Twelve Capital Event Update
Last week we saw Hurricane Ian make landfall as a strong category 4 storm near Cape Coral, Florida, before travelling out into the Atlantic to then make a second landfall as a category 1 hurricane near Myrtle Beach, South Carolina.
Along with power outages for millions, large scale property damage, and loss of life, the full extent of the damage will only become clear over the coming weeks. Initial industry loss estimates place Hurricane Ian likely in the USD 50bn to USD 70bn range for the Florida landfall, and ca. USD 1.5bn for South Carolina but still with uncertainty around the final number. People are only beginning to return to their homes, and with this the first claims will soon start coming in and within a few weeks we will start seeing how large the damage was.
At this level of industry loss, we are expecting a number of catastrophe bonds to be depleted, particularly those from the National Flood Insurance Program (NFIP) called “Floodsmart”, some of the indemnity bonds purchased by Floridian insurers, and potentially the junior tranches of some index-linked catastrophe bonds should the industry loss total be at the higher end of estimates, or grow beyond them. In addition, this event will have added potentially significant erosion to any aggregate catastrophe bonds, meaning that should there be other meaningful events in the remainder of 2022 that more catastrophe bonds could be at risk from an aggregation of events.

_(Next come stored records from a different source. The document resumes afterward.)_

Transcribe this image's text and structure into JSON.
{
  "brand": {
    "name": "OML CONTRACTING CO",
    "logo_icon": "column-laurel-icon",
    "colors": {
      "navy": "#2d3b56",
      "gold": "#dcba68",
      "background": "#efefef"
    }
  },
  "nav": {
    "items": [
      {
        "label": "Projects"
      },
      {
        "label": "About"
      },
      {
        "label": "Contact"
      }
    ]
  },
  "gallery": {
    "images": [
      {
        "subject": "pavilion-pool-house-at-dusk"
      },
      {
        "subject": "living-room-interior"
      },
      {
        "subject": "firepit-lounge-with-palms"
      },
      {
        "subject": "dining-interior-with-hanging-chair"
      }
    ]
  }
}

Over the weekend, we have received the regular weekly pricing data from brokers which indicate valuation losses for most funds and the cat bond market in the mid-single digit area.

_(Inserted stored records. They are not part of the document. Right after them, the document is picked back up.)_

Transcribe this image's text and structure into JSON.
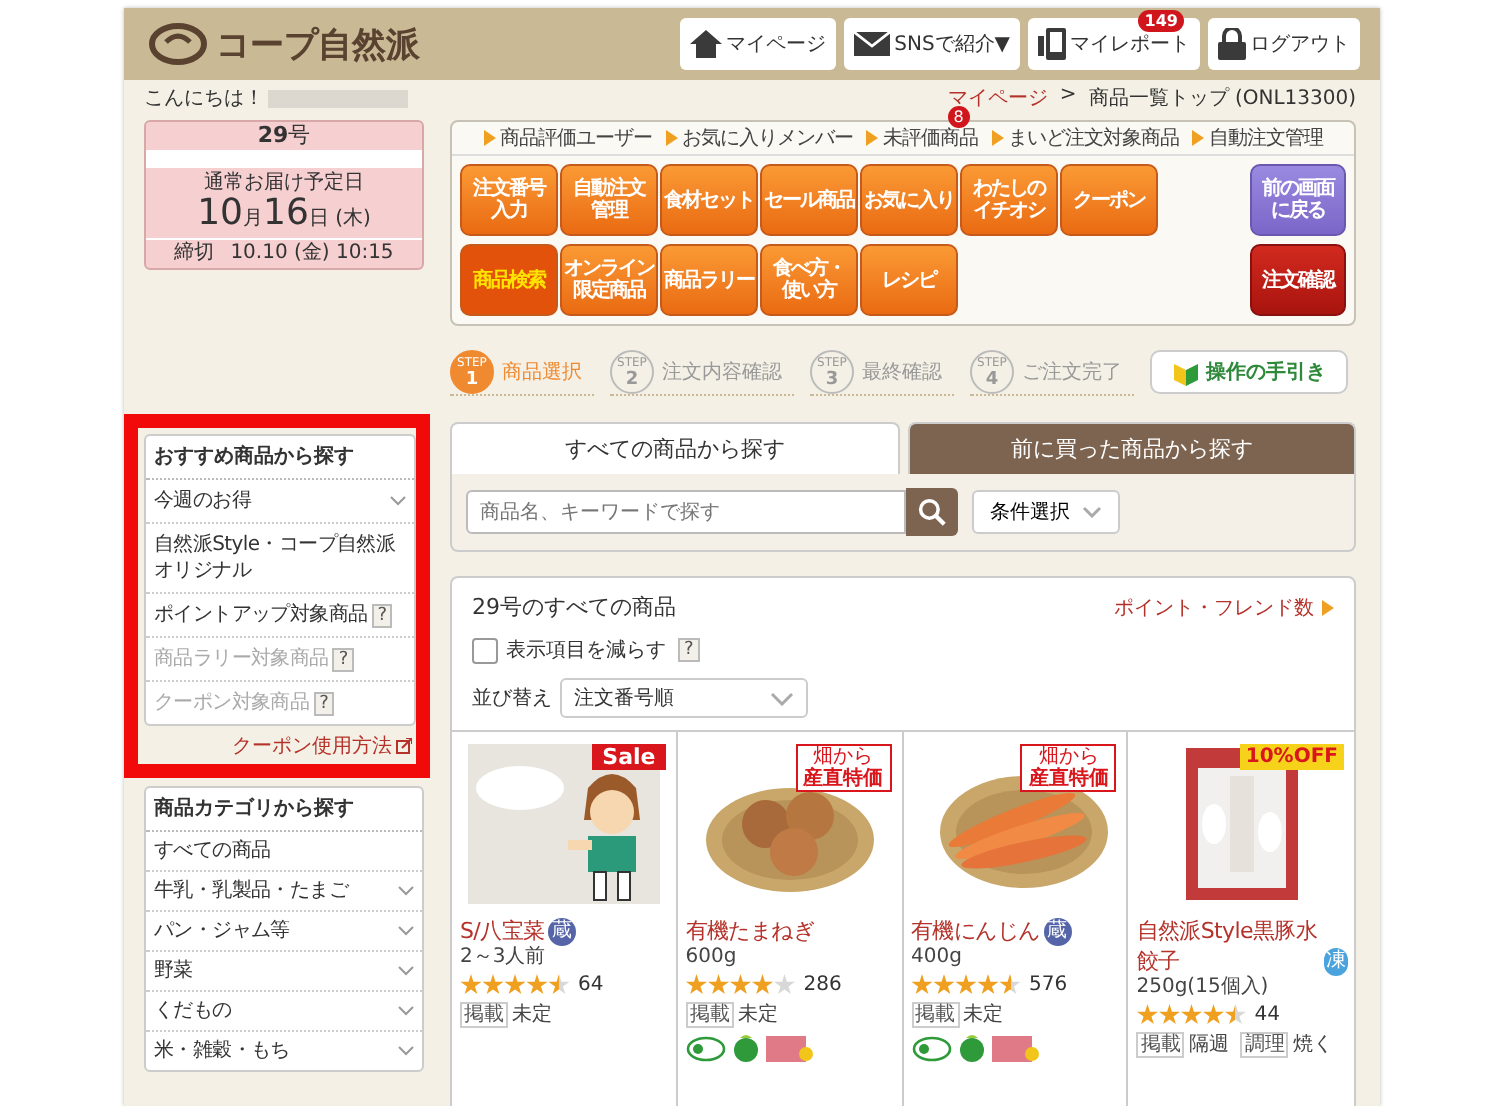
{
  "header": {
    "logo": "コープ自然派",
    "buttons": [
      {
        "kind": "home",
        "label": "マイページ"
      },
      {
        "kind": "mail",
        "label": "SNSで紹介▼"
      },
      {
        "kind": "report",
        "label": "マイレポート",
        "badge": "149"
      },
      {
        "kind": "lock",
        "label": "ログアウト"
      }
    ]
  },
  "greeting": "こんにちは！",
  "breadcrumb": {
    "link": "マイページ",
    "separator": ">",
    "current": "商品一覧トップ (ONL13300)"
  },
  "delivery": {
    "issue": "**29**号",
    "caption": "通常お届け予定日",
    "month": "10",
    "month_unit": "月",
    "day": "16",
    "day_unit": "日",
    "weekday": "(木)",
    "deadline_label": "締切",
    "deadline": "10.10 (金) 10:15"
  },
  "recommend": {
    "highlighted": true,
    "title": "おすすめ商品から探す",
    "items": [
      {
        "label": "今週のお得",
        "expandable": true,
        "disabled": false
      },
      {
        "label": "自然派Style・コープ自然派オリジナル",
        "expandable": false,
        "disabled": false
      },
      {
        "label": "ポイントアップ対象商品",
        "help": "?",
        "expandable": false,
        "disabled": false
      },
      {
        "label": "商品ラリー対象商品",
        "help": "?",
        "expandable": false,
        "disabled": true
      },
      {
        "label": "クーポン対象商品",
        "help": "?",
        "expandable": false,
        "disabled": true
      }
    ],
    "link": "クーポン使用方法"
  },
  "categories": {
    "title": "商品カテゴリから探す",
    "items": [
      {
        "label": "すべての商品",
        "expandable": false
      },
      {
        "label": "牛乳・乳製品・たまご",
        "expandable": true
      },
      {
        "label": "パン・ジャム等",
        "expandable": true
      },
      {
        "label": "野菜",
        "expandable": true
      },
      {
        "label": "くだもの",
        "expandable": true
      },
      {
        "label": "米・雑穀・もち",
        "expandable": true
      }
    ]
  },
  "quick_links": [
    {
      "label": "商品評価ユーザー"
    },
    {
      "label": "お気に入りメンバー"
    },
    {
      "label": "未評価商品",
      "badge": "8"
    },
    {
      "label": "まいど注文対象商品"
    },
    {
      "label": "自動注文管理"
    }
  ],
  "nav_rows": [
    {
      "buttons": [
        {
          "lines": [
            "注文番号",
            "入力"
          ],
          "selected": false
        },
        {
          "lines": [
            "自動注文",
            "管理"
          ],
          "selected": false
        },
        {
          "lines": [
            "食材セット"
          ],
          "selected": false
        },
        {
          "lines": [
            "セール商品"
          ],
          "selected": false
        },
        {
          "lines": [
            "お気に入り"
          ],
          "selected": false
        },
        {
          "lines": [
            "わたしの",
            "イチオシ"
          ],
          "selected": false
        },
        {
          "lines": [
            "クーポン"
          ],
          "selected": false
        }
      ],
      "side": {
        "kind": "back",
        "lines": [
          "前の画面",
          "に戻る"
        ]
      }
    },
    {
      "buttons": [
        {
          "lines": [
            "商品検索"
          ],
          "selected": true
        },
        {
          "lines": [
            "オンライン",
            "限定商品"
          ],
          "selected": false
        },
        {
          "lines": [
            "商品ラリー"
          ],
          "selected": false
        },
        {
          "lines": [
            "食べ方・",
            "使い方"
          ],
          "selected": false
        },
        {
          "lines": [
            "レシピ"
          ],
          "selected": false
        }
      ],
      "side": {
        "kind": "confirm",
        "lines": [
          "注文確認"
        ]
      }
    }
  ],
  "steps": [
    {
      "tag": "STEP",
      "number": "1",
      "label": "商品選択",
      "selected": true
    },
    {
      "tag": "STEP",
      "number": "2",
      "label": "注文内容確認",
      "selected": false
    },
    {
      "tag": "STEP",
      "number": "3",
      "label": "最終確認",
      "selected": false
    },
    {
      "tag": "STEP",
      "number": "4",
      "label": "ご注文完了",
      "selected": false
    }
  ],
  "guide_button": "操作の手引き",
  "tabs": [
    {
      "label": "すべての商品から探す",
      "selected": true
    },
    {
      "label": "前に買った商品から探す",
      "selected": false
    }
  ],
  "search": {
    "placeholder": "商品名、キーワードで探す",
    "filter": "条件選択"
  },
  "products_panel": {
    "title": "29号のすべての商品",
    "link": "ポイント・フレンド数",
    "reduce_label": "表示項目を減らす",
    "reduce_checked": false,
    "help": "?",
    "sort_label": "並び替え",
    "sort_value": "注文番号順"
  },
  "products": [
    {
      "name": "S/八宝菜",
      "temp": {
        "kind": "chilled",
        "text": "蔵"
      },
      "size": "2～3人前",
      "stars": 4.5,
      "count": "64",
      "tags": [
        {
          "label": "掲載",
          "value": "未定"
        }
      ],
      "badge": {
        "kind": "sale",
        "text": "Sale"
      }
    },
    {
      "name": "有機たまねぎ",
      "size": "600g",
      "stars": 4,
      "count": "286",
      "tags": [
        {
          "label": "掲載",
          "value": "未定"
        }
      ],
      "badge": {
        "kind": "direct",
        "small": "畑から",
        "text": "産直特価"
      },
      "marks": [
        {
          "kind": "organic"
        },
        {
          "kind": "eco"
        },
        {
          "kind": "neonic"
        }
      ]
    },
    {
      "name": "有機にんじん",
      "temp": {
        "kind": "chilled",
        "text": "蔵"
      },
      "size": "400g",
      "stars": 4.5,
      "count": "576",
      "tags": [
        {
          "label": "掲載",
          "value": "未定"
        }
      ],
      "badge": {
        "kind": "direct",
        "small": "畑から",
        "text": "産直特価"
      },
      "marks": [
        {
          "kind": "organic"
        },
        {
          "kind": "eco"
        },
        {
          "kind": "neonic"
        }
      ]
    },
    {
      "name": "自然派Style黒豚水餃子",
      "temp": {
        "kind": "frozen",
        "text": "凍"
      },
      "size": "250g(15個入)",
      "stars": 4.5,
      "count": "44",
      "tags": [
        {
          "label": "掲載",
          "value": "隔週"
        },
        {
          "label": "調理",
          "value": "焼く"
        }
      ],
      "badge": {
        "kind": "discount",
        "text": "10%OFF"
      }
    }
  ]
}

Currently situated in the Eastern Pacific, it is due to make landfall in Mexico near Mazatlán, Sinaloa as a category 1 storm within the coming 24 hours. There is a parametric catastrophe bond that is at risk, but it is triggered from a hurricane having a central pressure below a specific value. Current indications look at though this should not currently be an issue for triggering the bond.
The Atlantic continues to be active with two areas having the potential to form a hurricane in the coming five days.
Source: NOAA NHC (National Oceanic and Atmospheric Administration, National Hurricane Centre)
Twelve Capital continues to closely monitor any catastrophe events and will issue specific updates on any relevant new major events that occur.